After his freshman year, #1 Son also committed each summer to a week-long mission trip to Appalachia, making it two weeks he’d be gone each summer. And by his junior year of high school, we were relatively comfortable putting him on a plane and sending him across the ocean for 10 days to Spain on a class trip, my primary concern that he avoid causing a diplomatic incident.
I was pretty determined not to be the pushy mom who badgers her boy to achieve a rank that he’s not full-out interested in pursuing. It seems to me, that the effort is so much more worth it, when it’s your own idea. For a while, it seemed he wasn’t going to go for Eagle. There are lots of scouts who don’t, most actually. Perhaps it seemed a long way off – a lot of things are like that when you’re a teenager – but he didn’t really get fired up about Eagle until the summer before his senior year of high school. I credit his Scout Troop leaders for keeping him motivated and encouraged, while providing slow, steady, calm guidance.
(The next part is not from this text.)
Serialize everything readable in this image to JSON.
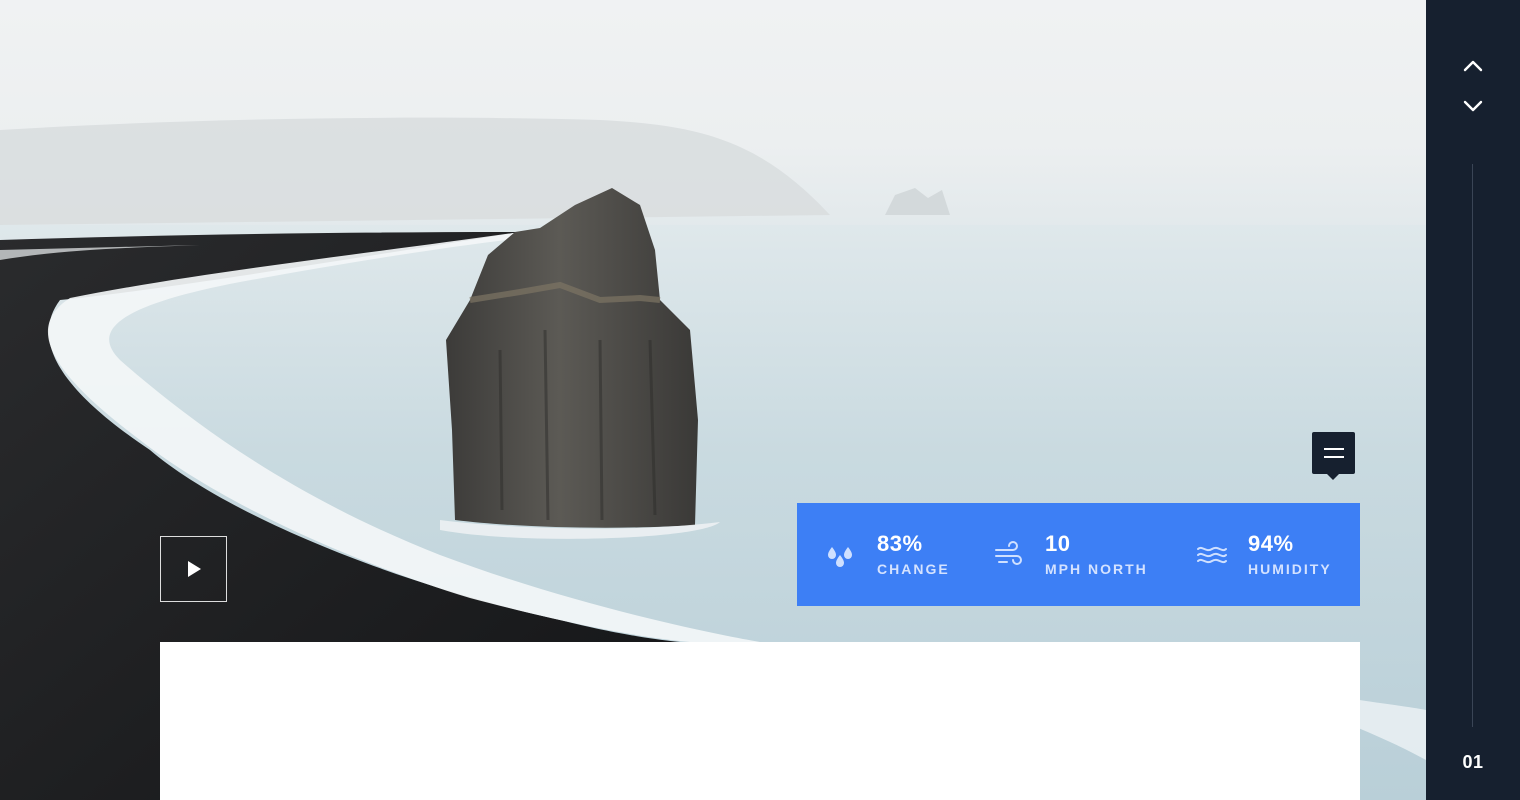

Was it hectic waiting that long? Maybe a little. I think though that by finishing his Eagle requirements as a High School Senior, with his efforts split between crew, classes, and various other activities, he learned a valuable lesson in time management. As an older scout, he had already served in various leadership positions through his troop and through Order of the Arrow, so he had maturity, training and life experience which enabled him to work his way through these final steps. Other than asking a few questions, and clearing out a few weekends for his Eagle Project, I had very little to do with Number 1 Son’s Eagle Achievement.
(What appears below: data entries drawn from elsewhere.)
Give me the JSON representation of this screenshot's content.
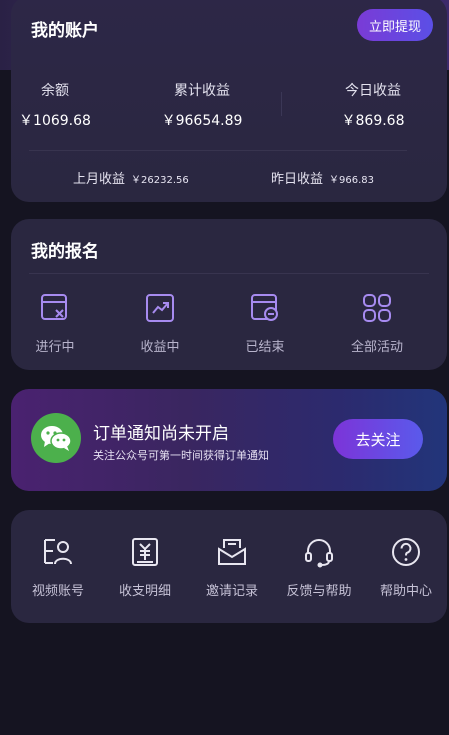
{
  "account": {
    "title": "我的账户",
    "withdraw_label": "立即提现",
    "stats": [
      {
        "label": "余额",
        "value": "￥1069.68"
      },
      {
        "label": "累计收益",
        "value": "￥96654.89"
      },
      {
        "label": "今日收益",
        "value": "￥869.68"
      }
    ],
    "last_month_label": "上月收益",
    "last_month_value": "￥26232.56",
    "yesterday_label": "昨日收益",
    "yesterday_value": "￥966.83"
  },
  "signup": {
    "title": "我的报名",
    "items": [
      {
        "label": "进行中",
        "icon": "in-progress-icon"
      },
      {
        "label": "收益中",
        "icon": "trend-chart-icon"
      },
      {
        "label": "已结束",
        "icon": "ended-icon"
      },
      {
        "label": "全部活动",
        "icon": "grid-apps-icon"
      }
    ]
  },
  "notice": {
    "title": "订单通知尚未开启",
    "subtitle": "关注公众号可第一时间获得订单通知",
    "button_label": "去关注",
    "icon": "wechat-icon"
  },
  "tools": {
    "items": [
      {
        "label": "视频账号",
        "icon": "video-account-icon"
      },
      {
        "label": "收支明细",
        "icon": "ledger-icon"
      },
      {
        "label": "邀请记录",
        "icon": "invite-mail-icon"
      },
      {
        "label": "反馈与帮助",
        "icon": "headset-icon"
      },
      {
        "label": "帮助中心",
        "icon": "help-circle-icon"
      }
    ]
  },
  "colors": {
    "background": "#151421",
    "card": "#2a2740",
    "accent_purple": "#7a3bd6",
    "accent_blue": "#5b4fe6",
    "icon_purple": "#a78bf0",
    "wechat_green": "#4cb04c"
  }
}
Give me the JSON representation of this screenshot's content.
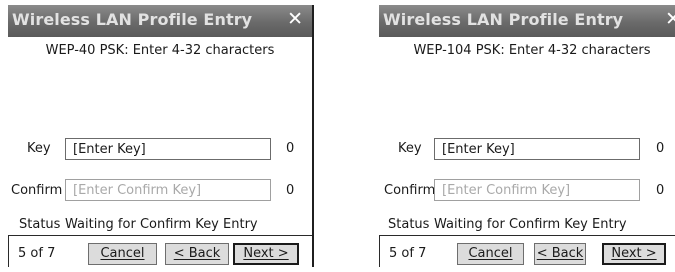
{
  "dialogs": [
    {
      "title": "Wireless LAN Profile Entry",
      "close_icon": "close-icon",
      "header": "WEP-40 PSK: Enter 4-32 characters",
      "key_label": "Key",
      "key_value": "[Enter Key]",
      "key_count": "0",
      "confirm_label": "Confirm",
      "confirm_placeholder": "[Enter Confirm Key]",
      "confirm_count": "0",
      "status_label": "Status",
      "status_value": "Waiting for Confirm Key Entry",
      "page": "5 of 7",
      "cancel_label": "Cancel",
      "back_label": "< Back",
      "next_label": "Next >"
    },
    {
      "title": "Wireless LAN Profile Entry",
      "close_icon": "close-icon",
      "header": "WEP-104 PSK: Enter 4-32 characters",
      "key_label": "Key",
      "key_value": "[Enter Key]",
      "key_count": "0",
      "confirm_label": "Confirm",
      "confirm_placeholder": "[Enter Confirm Key]",
      "confirm_count": "0",
      "status_label": "Status",
      "status_value": "Waiting for Confirm Key Entry",
      "page": "5 of 7",
      "cancel_label": "Cancel",
      "back_label": "< Back",
      "next_label": "Next >"
    }
  ],
  "colors": {
    "titlebar": "#6a6a6a",
    "title_text": "#e2e2e2",
    "button_face": "#dcdcdc",
    "placeholder": "#a9a9a9"
  }
}
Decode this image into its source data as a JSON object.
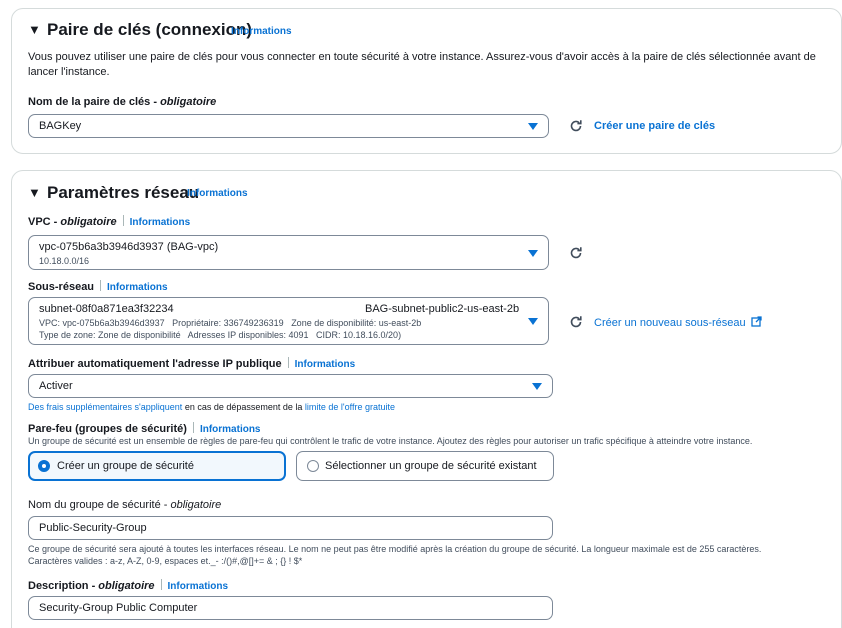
{
  "keypair": {
    "title": "Paire de clés (connexion)",
    "info": "Informations",
    "description_line1": "Vous pouvez utiliser une paire de clés pour vous connecter en toute sécurité à votre instance. Assurez-vous d'avoir accès à la paire de clés sélectionnée avant de",
    "description_line2": "lancer l'instance.",
    "field_label": "Nom de la paire de clés",
    "field_required": "obligatoire",
    "selected": "BAGKey",
    "create_link": "Créer une paire de clés"
  },
  "network": {
    "title": "Paramètres réseau",
    "info": "Informations",
    "vpc": {
      "label": "VPC",
      "required": "obligatoire",
      "info": "Informations",
      "value": "vpc-075b6a3b3946d3937 (BAG-vpc)",
      "cidr": "10.18.0.0/16"
    },
    "subnet": {
      "label": "Sous-réseau",
      "info": "Informations",
      "id": "subnet-08f0a871ea3f32234",
      "name": "BAG-subnet-public2-us-east-2b",
      "line2": "VPC: vpc-075b6a3b3946d3937   Propriétaire: 336749236319   Zone de disponibilité: us-east-2b",
      "line3": "Type de zone: Zone de disponibilité   Adresses IP disponibles: 4091   CIDR: 10.18.16.0/20)",
      "create_link": "Créer un nouveau sous-réseau"
    },
    "public_ip": {
      "label": "Attribuer automatiquement l'adresse IP publique",
      "info": "Informations",
      "value": "Activer",
      "note_link1": "Des frais supplémentaires s'appliquent",
      "note_text": " en cas de dépassement de la ",
      "note_link2": "limite de l'offre gratuite"
    },
    "firewall": {
      "label": "Pare-feu (groupes de sécurité)",
      "info": "Informations",
      "description": "Un groupe de sécurité est un ensemble de règles de pare-feu qui contrôlent le trafic de votre instance. Ajoutez des règles pour autoriser un trafic spécifique à atteindre votre instance.",
      "option_create": "Créer un groupe de sécurité",
      "option_select": "Sélectionner un groupe de sécurité existant"
    },
    "sg_name": {
      "label": "Nom du groupe de sécurité",
      "required": "obligatoire",
      "value": "Public-Security-Group",
      "help_line1": "Ce groupe de sécurité sera ajouté à toutes les interfaces réseau. Le nom ne peut pas être modifié après la création du groupe de sécurité. La longueur maximale est de 255 caractères.",
      "help_line2": "Caractères valides : a-z, A-Z, 0-9, espaces et._- :/()#,@[]+= & ; {} ! $*"
    },
    "description": {
      "label": "Description",
      "required": "obligatoire",
      "info": "Informations",
      "value": "Security-Group Public Computer"
    }
  },
  "colors": {
    "link": "#0972d3",
    "border": "#7d8998",
    "selected_card_bg": "#f2f8fd"
  }
}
After all of the hard work that has gone into this last year, the Eagle Scout Court of Honor last night was a beautiful reminder for me of how much #1 Son has grown and matured over the long years, and how wonderfully prepared he is to soar.
Scout Chaplain Tom opened and closed the evening with prayer. Classmate Preston Marquis, who is the Vice Chief of the Order of the Arrow nationwide and jets around promoting the organization, was in town and able to serve beautifully as the Master of Ceremonies. Scout Leader Mr. Trent described the requirements of Boy Scouts, both in achievement and in personal character while fellow troop members from young Tenderfoot Scouts to college bound Eagle Scouts, lit candles representing each level of advancement, and every vital character trait. His Scout Leader Mr. Meagher spoke of #1 Son’s accomplishments and his unique contribution to the troop. #1 Son then spoke, thanking his troop and excellent leaders, his family, and friends from crew, and school, and the neighborhood, many of whom attended the ceremony.
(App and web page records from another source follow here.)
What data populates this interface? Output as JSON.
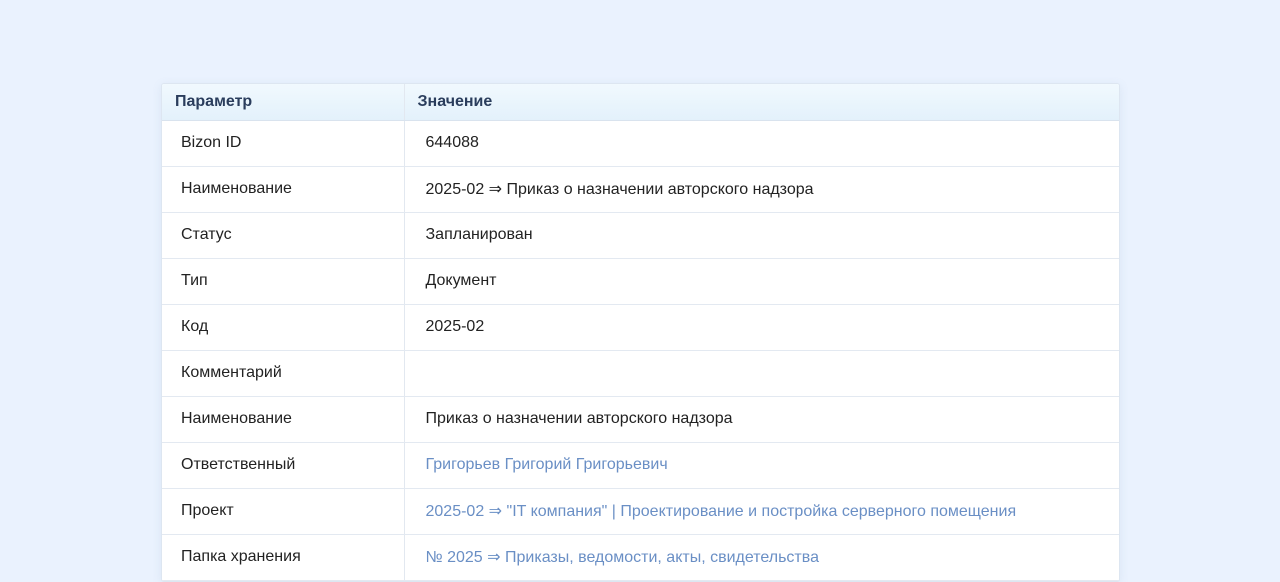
{
  "table": {
    "headers": {
      "param": "Параметр",
      "value": "Значение"
    },
    "rows": [
      {
        "param": "Bizon ID",
        "value": "644088",
        "is_link": false
      },
      {
        "param": "Наименование",
        "value": "2025-02 ⇒ Приказ о назначении авторского надзора",
        "is_link": false
      },
      {
        "param": "Статус",
        "value": "Запланирован",
        "is_link": false
      },
      {
        "param": "Тип",
        "value": "Документ",
        "is_link": false
      },
      {
        "param": "Код",
        "value": "2025-02",
        "is_link": false
      },
      {
        "param": "Комментарий",
        "value": "",
        "is_link": false
      },
      {
        "param": "Наименование",
        "value": "Приказ о назначении авторского надзора",
        "is_link": false
      },
      {
        "param": "Ответственный",
        "value": "Григорьев Григорий Григорьевич",
        "is_link": true
      },
      {
        "param": "Проект",
        "value": "2025-02 ⇒ \"IT компания\" | Проектирование и постройка серверного помещения",
        "is_link": true
      },
      {
        "param": "Папка хранения",
        "value": "№ 2025 ⇒ Приказы, ведомости, акты, свидетельства",
        "is_link": true
      }
    ]
  },
  "colors": {
    "page_background": "#eaf2fe",
    "header_text": "#2a3d5c",
    "link": "#6a8fc5",
    "text": "#222222"
  }
}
I am especially grateful to Boy Scout Troop 628, and especially the wonderful leaders, Mr. Meagher and Mr. Trent. I know in my heart that an enormous amount of credit is due them for their personal sacrifice of time and energy, and the care and guidance they showed my son.
It is particularly poignant because today, we are packing, and tomorrow we will drive to Northern Virginia, and Thursday, after unpacking a few things, I will give my Number 1 Son a long hug, a kiss on the head, and drive away, leaving him at college where he will launch the next stage of his life.
So, while it will be a time of adjustment, and lots of prayer, over an empty bed, an empty chair… it is also a time of joy!
My Eagle will soar.
I watched the faces of the younger scouts as they listened during the ceremony. For a moment I thought of their mothers’ and what they will ponder in their hearts a few years from now. And I smiled. I have a pin that says Eagle Mom, and some of them will too.